Do not be afraid of the internet. There are some good deals to be had. But, remember you get what you pay for. You can find lots of good private breeders online or at reptile shows. Research your breeder before you buy from them. Call them. Most breeders will be more than happy to give you their number and set up a time to call or go by. Make sure you see pictures of the Dragon you are purchasing and the parents if possible.
Do not buy the first Dragon you see, not even from me. Look around the net, you may find something you like better. Do not rush. Try to find a baby that is at least 8 weeks old or 8 inches long.
Or you may want to do as I did. I bought an adult. These are harder to find and more expensive. But, some times are a better deal. Check my links page for other breeders and some great information.You never know what you might find. Once you are sure the Bearded Dragon is for you, spend at least a week looking for the right Dragon and the right deal.

Sexing in my opinion is hard to do with great accuracy in hatchlings. A male will sometimes have a larger head than a female. In a sub-adult you can start by holding the tail up carefully. If you see two bumps with a valley in the middle you most likely have a male. One bump in the center of the tail is usually a female.

If your Dragon is a little skittish when your hand is near, hand feed them with a long set of tweezers. Start holding the tweezers at the end, then cover more and more with your hand. If he is flighty when you hold him give him a treat (like a waxworm) while he is in your hand.Handle him as long as he will stand it. They are real sweethearts. They love to watch television with you, play the computer, etc.

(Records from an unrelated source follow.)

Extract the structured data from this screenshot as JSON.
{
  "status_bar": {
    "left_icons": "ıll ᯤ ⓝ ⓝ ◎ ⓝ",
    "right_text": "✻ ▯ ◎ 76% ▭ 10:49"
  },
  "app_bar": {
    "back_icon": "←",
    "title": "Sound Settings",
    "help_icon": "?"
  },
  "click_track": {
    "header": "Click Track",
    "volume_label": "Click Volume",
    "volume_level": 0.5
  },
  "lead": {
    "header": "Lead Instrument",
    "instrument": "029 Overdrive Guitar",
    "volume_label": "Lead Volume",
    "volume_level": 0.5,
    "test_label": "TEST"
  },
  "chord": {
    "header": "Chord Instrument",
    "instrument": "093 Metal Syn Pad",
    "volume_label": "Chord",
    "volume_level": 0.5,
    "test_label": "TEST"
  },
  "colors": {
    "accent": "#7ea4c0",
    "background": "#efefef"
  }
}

Bearded Dragons eat gut loaded crickets, greens, vegetables and bearded dragon pellets. Do not feed crickets bigger than the space between your dragons eyes. During the first year, Bearded Dragons consume alot of crickets. And then after a year old the majority of growing is done and they slow down a bit on eating. Juveniles on the other hand will sometimes consume up to sixty plus crickets a day where as adults will maybe eat twenty a week.(Gut load all insects before feeding to your Dragon).
One feeding a day coat the crickets with calcium such as mineral-all and once a week dust with vitamins such as Herpvivite. These are just a few things to feed to your Dragon. You can feed Dandelions(from untreated yards),collard greens, mustard greens, kale, turnip greens and clover. Make sure that when you are picking greens and flowers that they are not sprayed with chemicals or pesticides. Frozen mixed vegetables that are thawed out can be fed in the winter months when others are not available.(Canned vegetables have to many additives). Beardies love editable flowers such as nasturtiums, pansies, hibiscus, and rose petals. Some will eat different fruits, too. Just do not use citrus fruits.

They are deadly to your Dragon.